According to Hindu belief, destruction is not arbitrary, but constructive. Destruction is also part of a new creation, and all beginnings, by necessity, must have an end, thus paving the way for beneficial changes.
I guess this is exactly why I’m taking my meditation course here in Varanasi. Some of my beliefs are already dying and it’s time to create new ones.
For all the struggles, hard times, and pleasures we have in life, in the end our body will be destroyed.
Whether buried, cremated in a crematory, or by the river in front of everyone like here in Varanasi, we are spending only a finite time on earth, and it’s up to us to make the best of it.
* Watch video: The extraordinary body cremation ceremony in Varanasi explained.
- Where is it located?
Varanasi is located on the banks of the Ganges in the Uttar Pradesh state of North India, 320 kilometers (200 mi) south-east of the state capital, Lucknow, and 121 kilometers (75 mi) east of Allahabad (see map here).
- How to get there?
You can get in Varanasi by bus, train or airplane.
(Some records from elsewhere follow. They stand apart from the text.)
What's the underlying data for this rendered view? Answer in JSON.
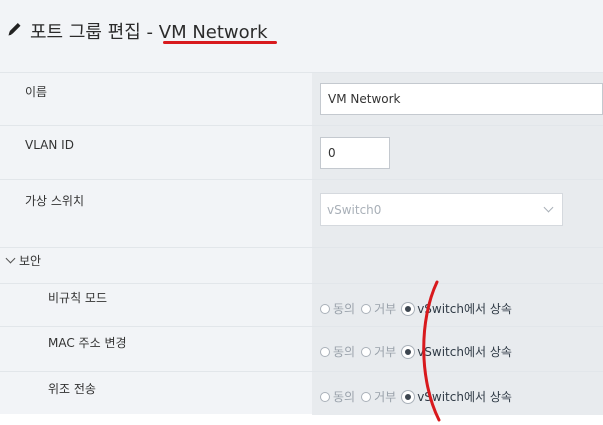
{
  "header": {
    "title_prefix": "포트 그룹 편집",
    "title_sep": " - ",
    "title_name": "VM Network"
  },
  "fields": {
    "name": {
      "label": "이름",
      "value": "VM Network"
    },
    "vlan": {
      "label": "VLAN ID",
      "value": "0"
    },
    "vswitch": {
      "label": "가상 스위치",
      "value": "vSwitch0"
    }
  },
  "security": {
    "section_label": "보안",
    "options": {
      "accept": "동의",
      "reject": "거부",
      "inherit": "vSwitch에서 상속"
    },
    "rows": [
      {
        "label": "비규칙 모드",
        "selected": "inherit"
      },
      {
        "label": "MAC 주소 변경",
        "selected": "inherit"
      },
      {
        "label": "위조 전송",
        "selected": "inherit"
      }
    ]
  },
  "colors": {
    "annotation": "#d8191d",
    "panel_bg": "#f2f4f7",
    "value_bg": "#e8ebee"
  },
  "icons": {
    "edit": "pencil-icon",
    "expand": "chevron-down-icon"
  }
}
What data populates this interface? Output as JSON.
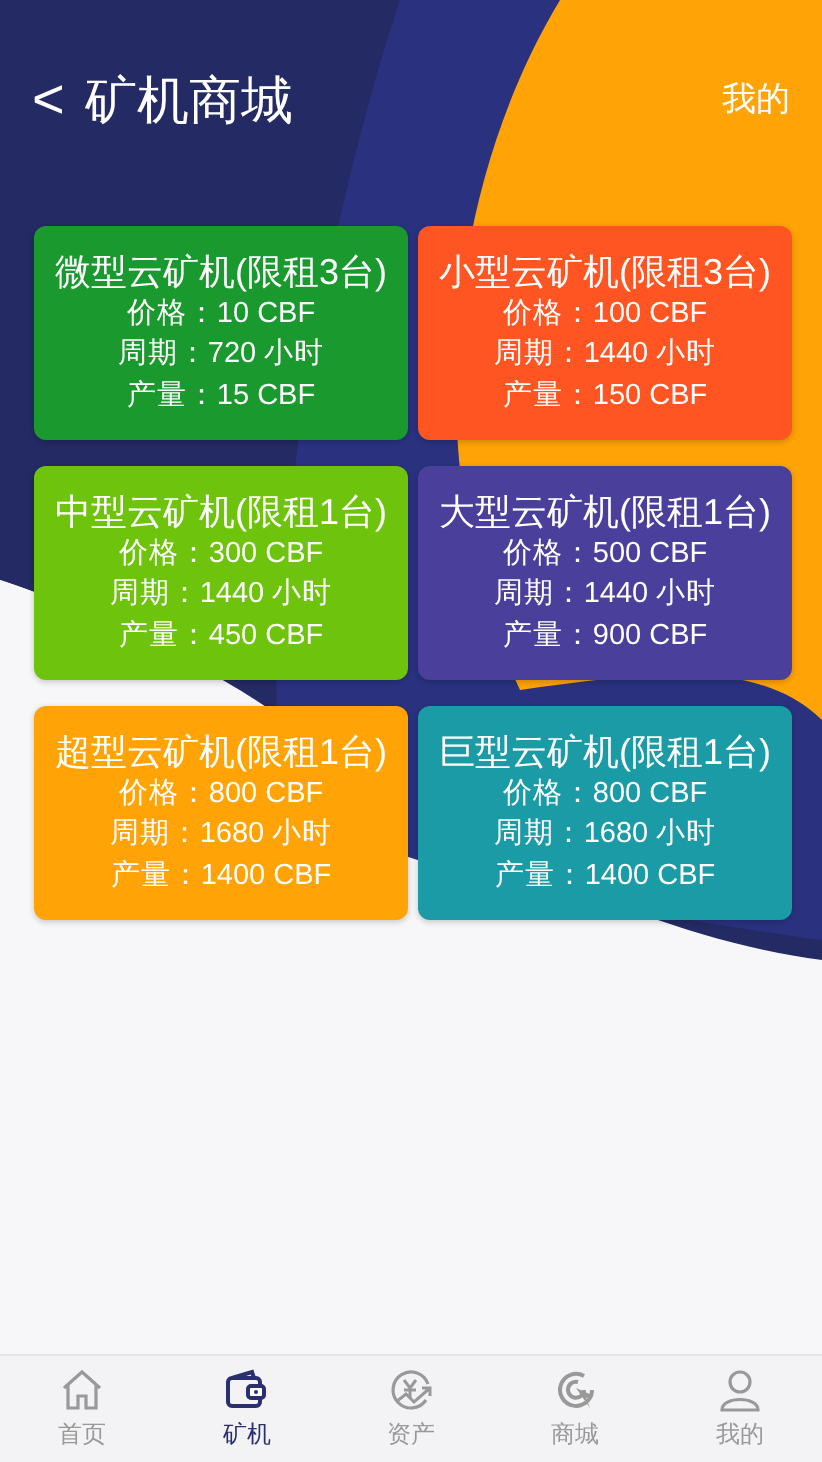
{
  "header": {
    "back": "<",
    "title": "矿机商城",
    "action": "我的"
  },
  "machines": [
    {
      "name": "微型云矿机(限租3台)",
      "price": "价格：10 CBF",
      "cycle": "周期：720 小时",
      "output": "产量：15 CBF",
      "color": "#1a9a2e"
    },
    {
      "name": "小型云矿机(限租3台)",
      "price": "价格：100 CBF",
      "cycle": "周期：1440 小时",
      "output": "产量：150 CBF",
      "color": "#ff5522"
    },
    {
      "name": "中型云矿机(限租1台)",
      "price": "价格：300 CBF",
      "cycle": "周期：1440 小时",
      "output": "产量：450 CBF",
      "color": "#6ec40c"
    },
    {
      "name": "大型云矿机(限租1台)",
      "price": "价格：500 CBF",
      "cycle": "周期：1440 小时",
      "output": "产量：900 CBF",
      "color": "#4a3f9a"
    },
    {
      "name": "超型云矿机(限租1台)",
      "price": "价格：800 CBF",
      "cycle": "周期：1680 小时",
      "output": "产量：1400 CBF",
      "color": "#ffa306"
    },
    {
      "name": "巨型云矿机(限租1台)",
      "price": "价格：800 CBF",
      "cycle": "周期：1680 小时",
      "output": "产量：1400 CBF",
      "color": "#1b9ba6"
    }
  ],
  "tabbar": [
    {
      "kind": "home",
      "label": "首页",
      "selected": false
    },
    {
      "kind": "wallet",
      "label": "矿机",
      "selected": true
    },
    {
      "kind": "assets",
      "label": "资产",
      "selected": false
    },
    {
      "kind": "shop",
      "label": "商城",
      "selected": false
    },
    {
      "kind": "user",
      "label": "我的",
      "selected": false
    }
  ]
}
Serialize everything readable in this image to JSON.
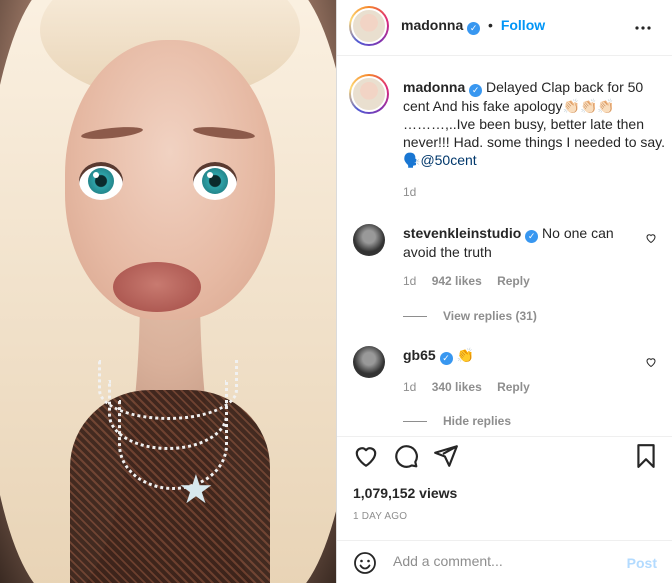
{
  "post": {
    "username": "madonna",
    "follow_label": "Follow",
    "separator": "•",
    "caption_username": "madonna",
    "caption_text": "Delayed Clap back for 50 cent And his fake apology👏🏻👏🏻👏🏻 ………,..Ive been busy, better late then never!!! Had. some things I needed to say. 🗣️",
    "caption_mention": "@50cent",
    "caption_time": "1d"
  },
  "comments": [
    {
      "username": "stevenkleinstudio",
      "text": "No one can avoid the truth",
      "time": "1d",
      "likes": "942 likes",
      "reply_label": "Reply",
      "view_replies": "View replies (31)"
    },
    {
      "username": "gb65",
      "text": "👏",
      "time": "1d",
      "likes": "340 likes",
      "reply_label": "Reply",
      "view_replies": "Hide replies"
    }
  ],
  "footer": {
    "views": "1,079,152 views",
    "ago": "1 DAY AGO",
    "comment_placeholder": "Add a comment...",
    "post_label": "Post"
  },
  "icons": {
    "more": "more-horizontal-icon",
    "like": "heart-icon",
    "comment": "comment-bubble-icon",
    "share": "paper-plane-icon",
    "save": "bookmark-icon",
    "emoji": "emoji-smile-icon"
  },
  "colors": {
    "accent": "#0095f6",
    "verified": "#3897f0",
    "text": "#262626",
    "muted": "#8e8e8e",
    "link": "#00376b"
  }
}
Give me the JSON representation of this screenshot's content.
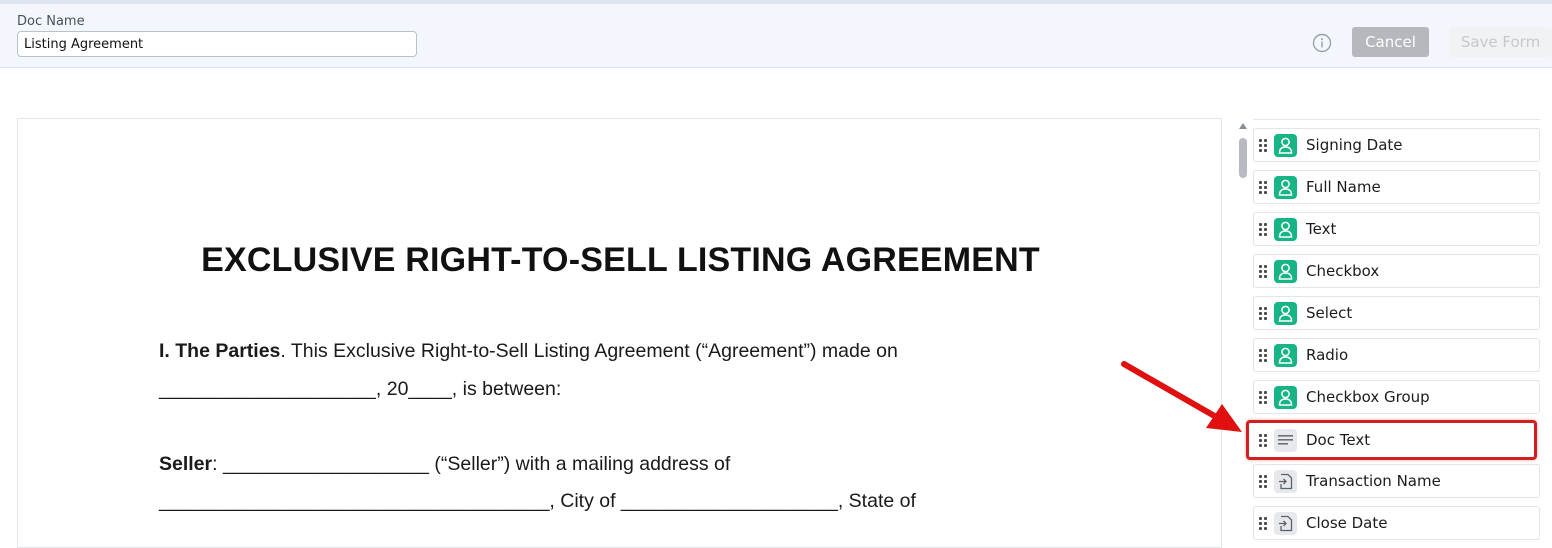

By bus or train, is recommendable to buy the ticket with a travel agency, but you can check the train schedule on the Indian Railways website.
By airplane, you can use Varanasi’s international airport, which is located one hour from the city center. Some of the airline companies that fly to Varanasi are: Indigo, SpiceJet, Jet Airways, Air India and Hahn Air.
- Best time to go?
The best time to go to Varanasi is from October to March, when the temperature is mild, and also some festivals happen, including Diwali (the festival of lights), and Ganga Festival.
I visited Varanasi in the end of April and the temperature was almost unbearable (around 40 C, 104 F, everyday).
- Where to stay?
The best place to stay in Varanasi is close to Dasaswamedh Ghat, one of the main ghats in the city. Here a list of some hotels that I would recommend:
• Luxury: Brijrama Palace
• Great Value for Money: Ganges Inn and Shivakash Guest House.
• Budget: Marigold Guest House
- Travel Costs
• Five months travel insurance: US$ 256 with World Nomads.
• One night at Rivera Palace: Rs 1700 (US$ 26)
• Two nights at Ganges Inn Hotel: Rs 2000 (US$ 32)
• Bus from Agra to Varanasi: Rs 1850 (US$ 28)
• Boat Trip on the Ganges River: Rs 100 (US$ 1.50)